While not every class of polymer that the researchers tested was able to form a glassy gel, they found that a significant number of different polymer types were compatible with this straightforward synthesis process.

“Polymers that are charged or polar hold promise for glassy gels, because they’re attracted to the ionic liquid,” Dickey said.

Future applications

The researchers report that their glassy gels exhibit “enormous” fracture strength, toughness, yield strength and a high Young’s modulus (a measure of stiffness) comparable to that of strong thermoplastics such as polyethylene. But the novelty of this new material class is that, unlike thermoplastics, they can be stretched up to five times their original length without breaking.

The gels also have shape memory, which can be programmed by deforming the material as it is heated and cooled to “fix” it in a certain shape, which is reset easily through further heating. Heat can also be used to self-heal the glassy polymer or join two fragments of the polymer together.

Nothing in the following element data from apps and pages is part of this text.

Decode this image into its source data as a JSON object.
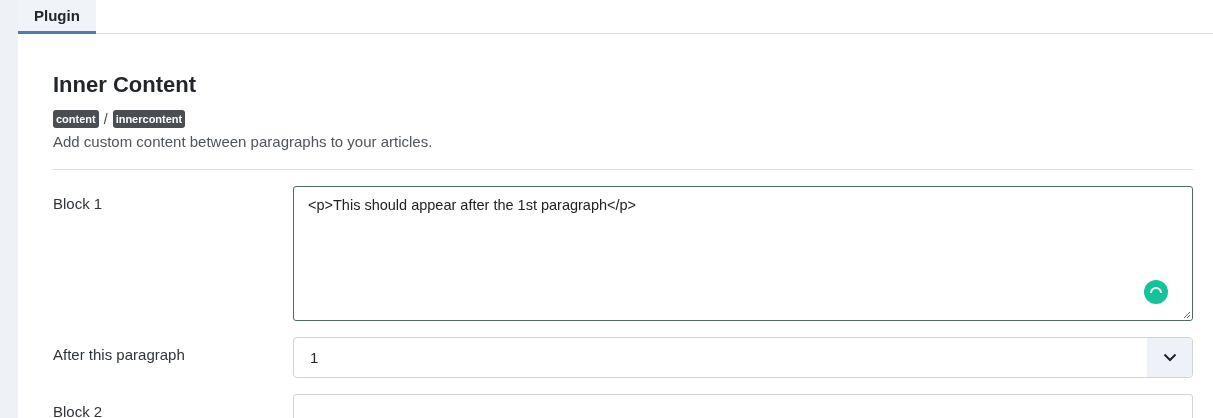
{
  "tabs": [
    {
      "label": "Plugin",
      "selected": true
    }
  ],
  "heading": "Inner Content",
  "tags": [
    "content",
    "innercontent"
  ],
  "tag_separator": "/",
  "description": "Add custom content between paragraphs to your articles.",
  "fields": [
    {
      "kind": "textarea",
      "label": "Block 1",
      "value": "<p>This should appear after the 1st paragraph</p>"
    },
    {
      "kind": "select",
      "label": "After this paragraph",
      "value": "1"
    },
    {
      "kind": "textarea",
      "label": "Block 2"
    }
  ]
}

Additionally, despite consisting of between 50-60% liquid, the new glassy gels did not appear to naturally evaporate and dry out as seen with traditional polymer gels.

“Maybe the most intriguing characteristic of the glassy gels is how adhesive they are,” Dickey added. “Because while we understand what makes them hard and stretchable, we can only speculate about what makes them so sticky.”

While this suite of material properties certainly makes for some interesting potential applications in robotics or 3D printing, the researchers believe that their ease to make could be the thing to set these materials apart as an option for further development.

“Creating glassy gels is a simple process that can be done by curing it in any type of mold or by 3D printing it,” said Dickey. “Most plastics with similar mechanical properties require manufacturers to create polymer as a feedstock and then transport that polymer to another facility where the polymer is melted and formed into the end product.”

“We’re excited to see how glassy gels can be used and are open to working with collaborators on identifying applications for these materials,” he added.

Reference: Wang M, Xiao X, Siddika S, et al. Glassy gels toughened by solvent. Nature. 2024. doi:10.1038/s41586-024-07564-0

This article is a rework of a press release issued by North Carolina State University. Material has been edited for length and content.